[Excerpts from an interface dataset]
=== Begin Enclosure ===
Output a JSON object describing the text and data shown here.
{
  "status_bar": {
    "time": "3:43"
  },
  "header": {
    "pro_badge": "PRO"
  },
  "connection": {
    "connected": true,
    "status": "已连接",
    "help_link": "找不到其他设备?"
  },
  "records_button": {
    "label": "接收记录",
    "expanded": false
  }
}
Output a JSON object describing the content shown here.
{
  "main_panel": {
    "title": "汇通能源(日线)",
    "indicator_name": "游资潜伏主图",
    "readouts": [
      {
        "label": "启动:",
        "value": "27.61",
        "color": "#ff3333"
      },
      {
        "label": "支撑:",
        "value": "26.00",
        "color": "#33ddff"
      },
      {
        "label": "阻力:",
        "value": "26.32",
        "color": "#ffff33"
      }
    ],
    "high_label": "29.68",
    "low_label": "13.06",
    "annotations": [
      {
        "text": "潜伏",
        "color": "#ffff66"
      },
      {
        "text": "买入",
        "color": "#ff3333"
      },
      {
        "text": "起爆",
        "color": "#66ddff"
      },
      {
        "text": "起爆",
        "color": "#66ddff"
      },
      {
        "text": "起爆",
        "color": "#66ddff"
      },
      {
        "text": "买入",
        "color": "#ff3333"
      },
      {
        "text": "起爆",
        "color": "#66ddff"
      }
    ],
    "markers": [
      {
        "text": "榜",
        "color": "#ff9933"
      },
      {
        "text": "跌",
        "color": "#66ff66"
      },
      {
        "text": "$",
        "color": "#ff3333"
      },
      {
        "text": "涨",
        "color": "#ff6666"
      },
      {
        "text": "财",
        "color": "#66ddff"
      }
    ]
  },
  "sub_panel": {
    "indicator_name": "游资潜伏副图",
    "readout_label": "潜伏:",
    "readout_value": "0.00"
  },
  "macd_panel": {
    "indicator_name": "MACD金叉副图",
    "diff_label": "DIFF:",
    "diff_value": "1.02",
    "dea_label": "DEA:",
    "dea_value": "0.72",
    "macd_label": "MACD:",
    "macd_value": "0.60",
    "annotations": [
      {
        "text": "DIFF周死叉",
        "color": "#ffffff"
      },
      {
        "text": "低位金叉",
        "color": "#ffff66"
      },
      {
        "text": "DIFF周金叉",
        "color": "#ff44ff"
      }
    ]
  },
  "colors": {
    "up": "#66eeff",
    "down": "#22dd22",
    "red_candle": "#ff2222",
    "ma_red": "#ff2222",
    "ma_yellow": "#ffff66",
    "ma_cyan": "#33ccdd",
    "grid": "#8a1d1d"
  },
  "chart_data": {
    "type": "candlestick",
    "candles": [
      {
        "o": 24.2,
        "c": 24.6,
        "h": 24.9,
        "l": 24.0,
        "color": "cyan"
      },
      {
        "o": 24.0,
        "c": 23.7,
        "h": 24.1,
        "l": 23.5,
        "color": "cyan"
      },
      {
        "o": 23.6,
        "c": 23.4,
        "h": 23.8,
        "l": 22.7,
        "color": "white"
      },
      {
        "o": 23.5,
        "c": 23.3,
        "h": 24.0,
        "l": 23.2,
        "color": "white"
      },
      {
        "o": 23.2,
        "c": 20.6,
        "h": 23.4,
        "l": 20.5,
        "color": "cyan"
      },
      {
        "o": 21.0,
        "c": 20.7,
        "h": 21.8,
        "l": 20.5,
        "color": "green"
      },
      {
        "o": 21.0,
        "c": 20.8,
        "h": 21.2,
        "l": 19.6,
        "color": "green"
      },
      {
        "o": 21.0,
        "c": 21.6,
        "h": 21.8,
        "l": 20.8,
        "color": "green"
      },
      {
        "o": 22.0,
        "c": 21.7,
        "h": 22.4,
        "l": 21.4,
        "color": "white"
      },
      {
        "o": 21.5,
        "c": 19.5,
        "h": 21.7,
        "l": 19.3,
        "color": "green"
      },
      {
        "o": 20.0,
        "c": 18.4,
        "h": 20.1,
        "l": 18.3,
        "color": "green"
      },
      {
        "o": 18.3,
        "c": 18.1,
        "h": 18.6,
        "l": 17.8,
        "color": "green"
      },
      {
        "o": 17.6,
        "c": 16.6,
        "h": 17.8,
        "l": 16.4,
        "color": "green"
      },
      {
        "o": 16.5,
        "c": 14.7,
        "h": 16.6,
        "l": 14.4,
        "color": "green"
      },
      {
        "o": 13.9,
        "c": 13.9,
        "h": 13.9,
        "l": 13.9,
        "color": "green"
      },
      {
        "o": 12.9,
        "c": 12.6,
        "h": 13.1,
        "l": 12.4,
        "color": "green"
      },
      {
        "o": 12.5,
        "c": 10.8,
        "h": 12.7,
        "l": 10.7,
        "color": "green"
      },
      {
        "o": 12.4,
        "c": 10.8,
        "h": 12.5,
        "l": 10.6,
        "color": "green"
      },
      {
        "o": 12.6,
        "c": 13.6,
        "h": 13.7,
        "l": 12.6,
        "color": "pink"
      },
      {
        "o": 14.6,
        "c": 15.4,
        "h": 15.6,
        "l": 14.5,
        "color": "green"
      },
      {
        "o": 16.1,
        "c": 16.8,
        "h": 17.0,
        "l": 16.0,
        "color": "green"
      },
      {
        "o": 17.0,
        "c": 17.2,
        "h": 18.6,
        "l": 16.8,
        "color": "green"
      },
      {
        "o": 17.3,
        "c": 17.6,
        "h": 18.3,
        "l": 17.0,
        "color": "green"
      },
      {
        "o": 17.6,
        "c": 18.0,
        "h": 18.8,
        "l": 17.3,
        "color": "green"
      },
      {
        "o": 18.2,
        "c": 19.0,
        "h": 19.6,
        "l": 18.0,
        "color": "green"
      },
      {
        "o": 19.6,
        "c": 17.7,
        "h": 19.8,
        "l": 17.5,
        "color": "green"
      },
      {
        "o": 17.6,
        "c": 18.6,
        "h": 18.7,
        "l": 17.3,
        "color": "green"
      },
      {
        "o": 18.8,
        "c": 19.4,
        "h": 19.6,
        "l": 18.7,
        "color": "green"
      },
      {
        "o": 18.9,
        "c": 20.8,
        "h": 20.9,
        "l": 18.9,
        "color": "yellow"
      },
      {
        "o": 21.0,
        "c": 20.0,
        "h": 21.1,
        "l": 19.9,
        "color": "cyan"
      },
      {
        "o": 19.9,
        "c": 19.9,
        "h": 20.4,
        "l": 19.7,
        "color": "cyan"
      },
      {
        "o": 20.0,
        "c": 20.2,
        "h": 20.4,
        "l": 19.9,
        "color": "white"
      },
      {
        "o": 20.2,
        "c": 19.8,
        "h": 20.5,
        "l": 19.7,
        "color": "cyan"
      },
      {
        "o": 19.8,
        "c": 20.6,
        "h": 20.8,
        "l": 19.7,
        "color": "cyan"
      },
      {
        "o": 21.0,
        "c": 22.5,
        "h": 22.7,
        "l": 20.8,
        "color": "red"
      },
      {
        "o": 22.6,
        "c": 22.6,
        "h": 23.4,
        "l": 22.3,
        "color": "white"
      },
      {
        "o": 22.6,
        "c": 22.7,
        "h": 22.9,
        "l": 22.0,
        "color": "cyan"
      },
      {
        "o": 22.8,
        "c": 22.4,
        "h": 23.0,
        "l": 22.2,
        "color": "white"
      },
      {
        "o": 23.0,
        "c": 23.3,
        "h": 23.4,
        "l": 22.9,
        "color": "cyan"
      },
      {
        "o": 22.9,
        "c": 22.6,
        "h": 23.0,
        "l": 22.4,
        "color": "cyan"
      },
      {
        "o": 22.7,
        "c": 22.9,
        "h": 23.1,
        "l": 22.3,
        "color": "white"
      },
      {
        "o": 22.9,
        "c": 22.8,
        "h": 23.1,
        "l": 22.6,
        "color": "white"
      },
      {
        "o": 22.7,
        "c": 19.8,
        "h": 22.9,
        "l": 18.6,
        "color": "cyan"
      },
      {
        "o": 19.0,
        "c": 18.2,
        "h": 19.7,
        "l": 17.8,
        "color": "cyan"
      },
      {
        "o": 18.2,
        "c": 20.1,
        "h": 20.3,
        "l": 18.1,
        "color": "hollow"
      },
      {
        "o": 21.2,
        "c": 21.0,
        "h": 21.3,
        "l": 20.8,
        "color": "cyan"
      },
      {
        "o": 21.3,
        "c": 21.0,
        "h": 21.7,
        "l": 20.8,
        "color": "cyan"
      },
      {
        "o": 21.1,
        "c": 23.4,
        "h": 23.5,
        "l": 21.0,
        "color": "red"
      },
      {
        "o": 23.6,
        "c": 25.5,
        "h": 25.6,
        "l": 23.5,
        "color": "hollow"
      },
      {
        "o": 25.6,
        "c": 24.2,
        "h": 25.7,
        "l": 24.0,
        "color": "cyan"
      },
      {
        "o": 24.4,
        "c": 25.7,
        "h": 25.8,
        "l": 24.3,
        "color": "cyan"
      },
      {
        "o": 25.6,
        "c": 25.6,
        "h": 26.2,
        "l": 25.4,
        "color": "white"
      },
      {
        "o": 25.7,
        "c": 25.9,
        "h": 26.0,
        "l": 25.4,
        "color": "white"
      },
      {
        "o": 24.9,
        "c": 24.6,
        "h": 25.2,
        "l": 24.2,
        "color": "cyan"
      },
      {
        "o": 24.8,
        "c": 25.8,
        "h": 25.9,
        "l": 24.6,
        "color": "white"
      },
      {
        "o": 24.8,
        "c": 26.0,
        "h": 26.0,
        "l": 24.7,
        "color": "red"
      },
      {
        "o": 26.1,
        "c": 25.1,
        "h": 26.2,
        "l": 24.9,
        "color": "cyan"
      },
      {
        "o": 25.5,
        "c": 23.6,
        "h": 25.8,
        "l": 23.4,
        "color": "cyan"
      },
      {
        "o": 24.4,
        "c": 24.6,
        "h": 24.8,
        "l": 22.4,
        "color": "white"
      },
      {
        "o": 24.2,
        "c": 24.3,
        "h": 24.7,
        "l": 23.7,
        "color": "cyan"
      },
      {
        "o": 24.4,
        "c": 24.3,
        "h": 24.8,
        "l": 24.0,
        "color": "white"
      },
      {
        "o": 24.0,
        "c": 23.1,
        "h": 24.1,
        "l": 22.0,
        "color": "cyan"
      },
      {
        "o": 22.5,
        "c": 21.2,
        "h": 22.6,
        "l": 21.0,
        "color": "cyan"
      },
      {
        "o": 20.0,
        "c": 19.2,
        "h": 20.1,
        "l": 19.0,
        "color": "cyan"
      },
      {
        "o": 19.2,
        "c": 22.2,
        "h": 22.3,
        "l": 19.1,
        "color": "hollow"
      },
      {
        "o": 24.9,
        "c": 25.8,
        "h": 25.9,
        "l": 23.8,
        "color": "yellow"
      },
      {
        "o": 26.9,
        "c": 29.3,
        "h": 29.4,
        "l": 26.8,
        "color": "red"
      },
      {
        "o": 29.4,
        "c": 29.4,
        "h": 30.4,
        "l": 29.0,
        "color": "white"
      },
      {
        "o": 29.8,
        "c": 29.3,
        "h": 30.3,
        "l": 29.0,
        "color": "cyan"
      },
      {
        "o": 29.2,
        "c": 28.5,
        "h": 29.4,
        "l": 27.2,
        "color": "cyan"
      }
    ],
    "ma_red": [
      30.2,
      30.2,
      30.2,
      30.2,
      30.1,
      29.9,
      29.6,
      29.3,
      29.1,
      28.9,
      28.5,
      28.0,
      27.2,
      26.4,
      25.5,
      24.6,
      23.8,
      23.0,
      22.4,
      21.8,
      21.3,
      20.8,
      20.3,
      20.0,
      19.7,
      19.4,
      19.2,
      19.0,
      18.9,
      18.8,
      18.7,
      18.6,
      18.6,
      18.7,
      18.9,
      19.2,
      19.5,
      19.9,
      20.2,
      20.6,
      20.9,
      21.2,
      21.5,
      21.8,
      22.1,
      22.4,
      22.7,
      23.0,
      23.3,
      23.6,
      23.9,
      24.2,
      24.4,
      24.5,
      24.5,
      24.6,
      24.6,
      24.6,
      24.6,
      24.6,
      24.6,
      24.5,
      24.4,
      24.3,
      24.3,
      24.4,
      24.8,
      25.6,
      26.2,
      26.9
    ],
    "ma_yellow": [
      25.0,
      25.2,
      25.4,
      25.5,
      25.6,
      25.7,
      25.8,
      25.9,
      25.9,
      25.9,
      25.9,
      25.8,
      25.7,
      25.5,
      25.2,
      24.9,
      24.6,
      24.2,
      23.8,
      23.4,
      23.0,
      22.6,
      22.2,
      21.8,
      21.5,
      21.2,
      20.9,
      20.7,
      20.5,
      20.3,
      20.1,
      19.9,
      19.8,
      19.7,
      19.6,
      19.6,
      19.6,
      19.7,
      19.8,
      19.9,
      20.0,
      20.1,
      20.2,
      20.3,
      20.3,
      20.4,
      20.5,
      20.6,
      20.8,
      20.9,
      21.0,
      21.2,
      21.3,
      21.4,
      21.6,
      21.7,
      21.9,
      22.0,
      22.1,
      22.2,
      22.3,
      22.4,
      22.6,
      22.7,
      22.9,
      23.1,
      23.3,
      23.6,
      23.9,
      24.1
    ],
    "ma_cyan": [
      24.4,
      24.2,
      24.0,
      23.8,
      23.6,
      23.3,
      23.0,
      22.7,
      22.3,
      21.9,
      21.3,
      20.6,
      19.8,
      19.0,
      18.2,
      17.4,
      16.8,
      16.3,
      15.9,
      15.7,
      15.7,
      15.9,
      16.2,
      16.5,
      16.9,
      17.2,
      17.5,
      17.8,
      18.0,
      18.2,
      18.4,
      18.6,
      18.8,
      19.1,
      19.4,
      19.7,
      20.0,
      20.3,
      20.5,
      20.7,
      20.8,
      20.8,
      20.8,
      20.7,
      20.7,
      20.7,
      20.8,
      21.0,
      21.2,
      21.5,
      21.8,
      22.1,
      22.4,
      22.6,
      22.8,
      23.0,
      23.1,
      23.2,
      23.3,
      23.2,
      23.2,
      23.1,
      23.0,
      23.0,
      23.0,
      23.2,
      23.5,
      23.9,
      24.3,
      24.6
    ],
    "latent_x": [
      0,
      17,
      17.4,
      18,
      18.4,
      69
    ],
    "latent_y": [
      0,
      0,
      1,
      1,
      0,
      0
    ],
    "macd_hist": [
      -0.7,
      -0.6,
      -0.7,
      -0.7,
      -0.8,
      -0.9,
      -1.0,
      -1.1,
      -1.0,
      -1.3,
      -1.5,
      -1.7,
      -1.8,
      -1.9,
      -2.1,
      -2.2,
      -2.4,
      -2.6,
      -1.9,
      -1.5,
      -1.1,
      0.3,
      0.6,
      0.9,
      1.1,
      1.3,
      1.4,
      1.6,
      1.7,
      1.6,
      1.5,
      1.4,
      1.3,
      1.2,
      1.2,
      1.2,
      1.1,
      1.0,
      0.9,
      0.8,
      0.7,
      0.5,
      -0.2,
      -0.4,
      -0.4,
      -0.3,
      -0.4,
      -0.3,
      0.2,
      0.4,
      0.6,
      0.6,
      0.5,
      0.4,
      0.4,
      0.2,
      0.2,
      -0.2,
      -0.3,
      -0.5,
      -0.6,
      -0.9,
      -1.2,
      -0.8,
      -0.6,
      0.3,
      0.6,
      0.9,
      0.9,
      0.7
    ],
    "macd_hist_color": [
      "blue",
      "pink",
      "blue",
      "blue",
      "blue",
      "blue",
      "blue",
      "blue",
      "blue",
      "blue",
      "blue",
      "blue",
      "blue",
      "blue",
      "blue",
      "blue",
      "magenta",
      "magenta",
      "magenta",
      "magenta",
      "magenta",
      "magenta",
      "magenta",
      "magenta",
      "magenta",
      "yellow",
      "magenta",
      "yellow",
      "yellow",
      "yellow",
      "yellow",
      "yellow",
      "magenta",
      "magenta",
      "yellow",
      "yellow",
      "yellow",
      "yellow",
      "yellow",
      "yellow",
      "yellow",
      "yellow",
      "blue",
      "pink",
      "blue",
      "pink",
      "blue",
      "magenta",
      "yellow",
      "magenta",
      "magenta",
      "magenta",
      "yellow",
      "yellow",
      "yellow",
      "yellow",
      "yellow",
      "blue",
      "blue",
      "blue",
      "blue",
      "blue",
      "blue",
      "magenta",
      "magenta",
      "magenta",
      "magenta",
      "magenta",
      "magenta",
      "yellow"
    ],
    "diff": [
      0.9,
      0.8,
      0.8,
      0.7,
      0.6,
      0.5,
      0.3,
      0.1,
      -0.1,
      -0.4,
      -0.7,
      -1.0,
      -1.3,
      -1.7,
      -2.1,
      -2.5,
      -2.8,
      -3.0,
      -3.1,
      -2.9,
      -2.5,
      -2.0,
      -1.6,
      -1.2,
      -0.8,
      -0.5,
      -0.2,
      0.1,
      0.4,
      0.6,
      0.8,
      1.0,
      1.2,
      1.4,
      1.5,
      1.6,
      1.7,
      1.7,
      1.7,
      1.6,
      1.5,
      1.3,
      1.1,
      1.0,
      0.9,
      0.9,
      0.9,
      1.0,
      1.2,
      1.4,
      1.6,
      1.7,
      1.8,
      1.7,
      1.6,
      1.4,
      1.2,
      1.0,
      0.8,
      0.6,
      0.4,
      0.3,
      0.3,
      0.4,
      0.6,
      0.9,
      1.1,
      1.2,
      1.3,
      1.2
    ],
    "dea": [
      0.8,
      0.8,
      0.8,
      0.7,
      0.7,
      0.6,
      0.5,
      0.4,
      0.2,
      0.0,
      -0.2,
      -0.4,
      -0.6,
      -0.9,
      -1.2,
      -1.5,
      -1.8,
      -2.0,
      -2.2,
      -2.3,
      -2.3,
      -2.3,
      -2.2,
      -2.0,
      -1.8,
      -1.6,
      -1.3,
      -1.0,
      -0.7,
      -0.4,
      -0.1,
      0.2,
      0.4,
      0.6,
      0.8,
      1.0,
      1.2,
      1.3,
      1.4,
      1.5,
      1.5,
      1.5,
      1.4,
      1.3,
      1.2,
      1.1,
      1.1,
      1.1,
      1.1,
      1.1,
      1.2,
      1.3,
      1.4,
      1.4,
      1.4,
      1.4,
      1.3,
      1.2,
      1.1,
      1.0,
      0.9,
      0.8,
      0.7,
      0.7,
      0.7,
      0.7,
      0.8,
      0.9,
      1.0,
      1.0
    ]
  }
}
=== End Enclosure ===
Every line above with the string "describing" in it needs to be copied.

(Solution for this problem)
Output a JSON object describing the text and data shown here.
Output a JSON object describing the content shown here.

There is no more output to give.